[Data records for software interfaces]
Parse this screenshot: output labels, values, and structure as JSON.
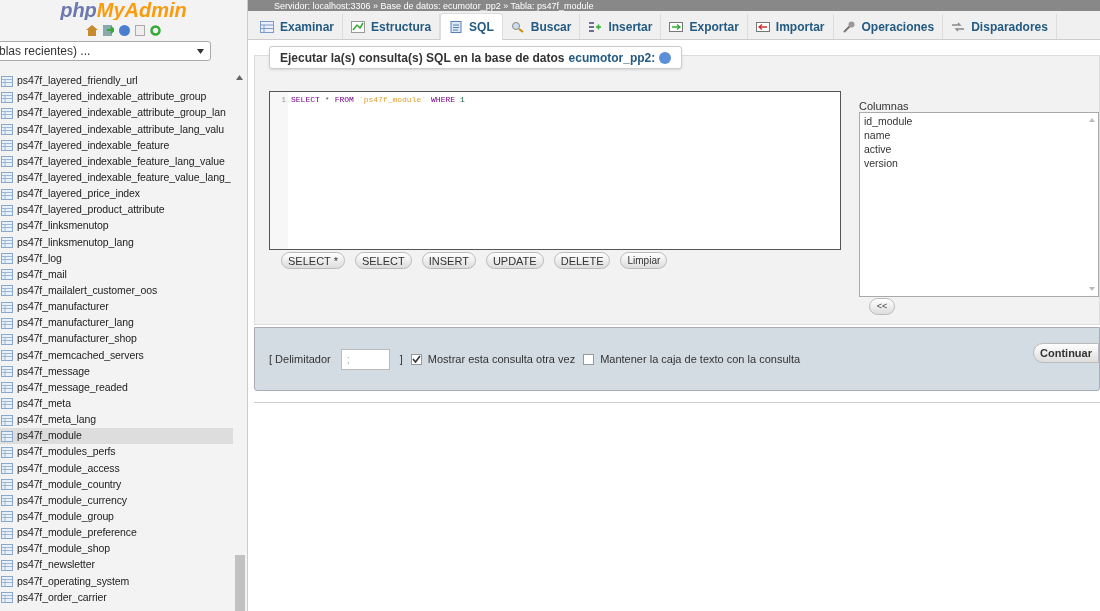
{
  "breadcrumb": "Servidor: localhost:3306 » Base de datos: ecumotor_pp2 » Tabla: ps47f_module",
  "sidebar": {
    "logo": {
      "left": "php",
      "right": "MyAdmin"
    },
    "recent": "blas recientes) ...",
    "tables": [
      {
        "name": "ps47f_layered_friendly_url",
        "selected": false
      },
      {
        "name": "ps47f_layered_indexable_attribute_group",
        "selected": false
      },
      {
        "name": "ps47f_layered_indexable_attribute_group_lan",
        "selected": false
      },
      {
        "name": "ps47f_layered_indexable_attribute_lang_valu",
        "selected": false
      },
      {
        "name": "ps47f_layered_indexable_feature",
        "selected": false
      },
      {
        "name": "ps47f_layered_indexable_feature_lang_value",
        "selected": false
      },
      {
        "name": "ps47f_layered_indexable_feature_value_lang_",
        "selected": false
      },
      {
        "name": "ps47f_layered_price_index",
        "selected": false
      },
      {
        "name": "ps47f_layered_product_attribute",
        "selected": false
      },
      {
        "name": "ps47f_linksmenutop",
        "selected": false
      },
      {
        "name": "ps47f_linksmenutop_lang",
        "selected": false
      },
      {
        "name": "ps47f_log",
        "selected": false
      },
      {
        "name": "ps47f_mail",
        "selected": false
      },
      {
        "name": "ps47f_mailalert_customer_oos",
        "selected": false
      },
      {
        "name": "ps47f_manufacturer",
        "selected": false
      },
      {
        "name": "ps47f_manufacturer_lang",
        "selected": false
      },
      {
        "name": "ps47f_manufacturer_shop",
        "selected": false
      },
      {
        "name": "ps47f_memcached_servers",
        "selected": false
      },
      {
        "name": "ps47f_message",
        "selected": false
      },
      {
        "name": "ps47f_message_readed",
        "selected": false
      },
      {
        "name": "ps47f_meta",
        "selected": false
      },
      {
        "name": "ps47f_meta_lang",
        "selected": false
      },
      {
        "name": "ps47f_module",
        "selected": true
      },
      {
        "name": "ps47f_modules_perfs",
        "selected": false
      },
      {
        "name": "ps47f_module_access",
        "selected": false
      },
      {
        "name": "ps47f_module_country",
        "selected": false
      },
      {
        "name": "ps47f_module_currency",
        "selected": false
      },
      {
        "name": "ps47f_module_group",
        "selected": false
      },
      {
        "name": "ps47f_module_preference",
        "selected": false
      },
      {
        "name": "ps47f_module_shop",
        "selected": false
      },
      {
        "name": "ps47f_newsletter",
        "selected": false
      },
      {
        "name": "ps47f_operating_system",
        "selected": false
      },
      {
        "name": "ps47f_order_carrier",
        "selected": false
      }
    ]
  },
  "tabs": [
    {
      "label": "Examinar",
      "kind": "browse",
      "selected": false
    },
    {
      "label": "Estructura",
      "kind": "structure",
      "selected": false
    },
    {
      "label": "SQL",
      "kind": "sql",
      "selected": true
    },
    {
      "label": "Buscar",
      "kind": "search",
      "selected": false
    },
    {
      "label": "Insertar",
      "kind": "insert",
      "selected": false
    },
    {
      "label": "Exportar",
      "kind": "export",
      "selected": false
    },
    {
      "label": "Importar",
      "kind": "import",
      "selected": false
    },
    {
      "label": "Operaciones",
      "kind": "operations",
      "selected": false
    },
    {
      "label": "Disparadores",
      "kind": "triggers",
      "selected": false
    }
  ],
  "query_panel": {
    "legend": "Ejecutar la(s) consulta(s) SQL en la base de datos",
    "database": "ecumotor_pp2:",
    "editor": {
      "line_number": "1",
      "tokens": [
        {
          "text": "SELECT",
          "kind": "keyword"
        },
        {
          "text": "*",
          "kind": "operator"
        },
        {
          "text": "FROM",
          "kind": "keyword"
        },
        {
          "text": "`ps47f_module`",
          "kind": "identifier"
        },
        {
          "text": "WHERE",
          "kind": "keyword"
        },
        {
          "text": "1",
          "kind": "number"
        }
      ]
    },
    "buttons": [
      "SELECT *",
      "SELECT",
      "INSERT",
      "UPDATE",
      "DELETE",
      "Limpiar"
    ],
    "columns_label": "Columnas",
    "columns": [
      "id_module",
      "name",
      "active",
      "version"
    ],
    "insert_button": "<<"
  },
  "options": {
    "delimiter_open": "[ Delimitador",
    "delimiter_value": ";",
    "delimiter_close": "]",
    "checkboxes": [
      {
        "label": "Mostrar esta consulta otra vez",
        "checked": true
      },
      {
        "label": "Mantener la caja de texto con la consulta",
        "checked": false
      }
    ],
    "submit": "Continuar"
  }
}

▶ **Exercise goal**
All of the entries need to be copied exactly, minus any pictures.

▶ **Result for this exercise**
Parse this screenshot: output labels, values, and structure as JSON.
{
  "breadcrumb": "Servidor: localhost:3306 » Base de datos: ecumotor_pp2 » Tabla: ps47f_module",
  "sidebar": {
    "logo": {
      "left": "php",
      "right": "MyAdmin"
    },
    "recent": "blas recientes) ...",
    "tables": [
      {
        "name": "ps47f_layered_friendly_url",
        "selected": false
      },
      {
        "name": "ps47f_layered_indexable_attribute_group",
        "selected": false
      },
      {
        "name": "ps47f_layered_indexable_attribute_group_lan",
        "selected": false
      },
      {
        "name": "ps47f_layered_indexable_attribute_lang_valu",
        "selected": false
      },
      {
        "name": "ps47f_layered_indexable_feature",
        "selected": false
      },
      {
        "name": "ps47f_layered_indexable_feature_lang_value",
        "selected": false
      },
      {
        "name": "ps47f_layered_indexable_feature_value_lang_",
        "selected": false
      },
      {
        "name": "ps47f_layered_price_index",
        "selected": false
      },
      {
        "name": "ps47f_layered_product_attribute",
        "selected": false
      },
      {
        "name": "ps47f_linksmenutop",
        "selected": false
      },
      {
        "name": "ps47f_linksmenutop_lang",
        "selected": false
      },
      {
        "name": "ps47f_log",
        "selected": false
      },
      {
        "name": "ps47f_mail",
        "selected": false
      },
      {
        "name": "ps47f_mailalert_customer_oos",
        "selected": false
      },
      {
        "name": "ps47f_manufacturer",
        "selected": false
      },
      {
        "name": "ps47f_manufacturer_lang",
        "selected": false
      },
      {
        "name": "ps47f_manufacturer_shop",
        "selected": false
      },
      {
        "name": "ps47f_memcached_servers",
        "selected": false
      },
      {
        "name": "ps47f_message",
        "selected": false
      },
      {
        "name": "ps47f_message_readed",
        "selected": false
      },
      {
        "name": "ps47f_meta",
        "selected": false
      },
      {
        "name": "ps47f_meta_lang",
        "selected": false
      },
      {
        "name": "ps47f_module",
        "selected": true
      },
      {
        "name": "ps47f_modules_perfs",
        "selected": false
      },
      {
        "name": "ps47f_module_access",
        "selected": false
      },
      {
        "name": "ps47f_module_country",
        "selected": false
      },
      {
        "name": "ps47f_module_currency",
        "selected": false
      },
      {
        "name": "ps47f_module_group",
        "selected": false
      },
      {
        "name": "ps47f_module_preference",
        "selected": false
      },
      {
        "name": "ps47f_module_shop",
        "selected": false
      },
      {
        "name": "ps47f_newsletter",
        "selected": false
      },
      {
        "name": "ps47f_operating_system",
        "selected": false
      },
      {
        "name": "ps47f_order_carrier",
        "selected": false
      }
    ]
  },
  "tabs": [
    {
      "label": "Examinar",
      "kind": "browse",
      "selected": false
    },
    {
      "label": "Estructura",
      "kind": "structure",
      "selected": false
    },
    {
      "label": "SQL",
      "kind": "sql",
      "selected": true
    },
    {
      "label": "Buscar",
      "kind": "search",
      "selected": false
    },
    {
      "label": "Insertar",
      "kind": "insert",
      "selected": false
    },
    {
      "label": "Exportar",
      "kind": "export",
      "selected": false
    },
    {
      "label": "Importar",
      "kind": "import",
      "selected": false
    },
    {
      "label": "Operaciones",
      "kind": "operations",
      "selected": false
    },
    {
      "label": "Disparadores",
      "kind": "triggers",
      "selected": false
    }
  ],
  "query_panel": {
    "legend": "Ejecutar la(s) consulta(s) SQL en la base de datos",
    "database": "ecumotor_pp2:",
    "editor": {
      "line_number": "1",
      "tokens": [
        {
          "text": "SELECT",
          "kind": "keyword"
        },
        {
          "text": "*",
          "kind": "operator"
        },
        {
          "text": "FROM",
          "kind": "keyword"
        },
        {
          "text": "`ps47f_module`",
          "kind": "identifier"
        },
        {
          "text": "WHERE",
          "kind": "keyword"
        },
        {
          "text": "1",
          "kind": "number"
        }
      ]
    },
    "buttons": [
      "SELECT *",
      "SELECT",
      "INSERT",
      "UPDATE",
      "DELETE",
      "Limpiar"
    ],
    "columns_label": "Columnas",
    "columns": [
      "id_module",
      "name",
      "active",
      "version"
    ],
    "insert_button": "<<"
  },
  "options": {
    "delimiter_open": "[ Delimitador",
    "delimiter_value": ";",
    "delimiter_close": "]",
    "checkboxes": [
      {
        "label": "Mostrar esta consulta otra vez",
        "checked": true
      },
      {
        "label": "Mantener la caja de texto con la consulta",
        "checked": false
      }
    ],
    "submit": "Continuar"
  }
}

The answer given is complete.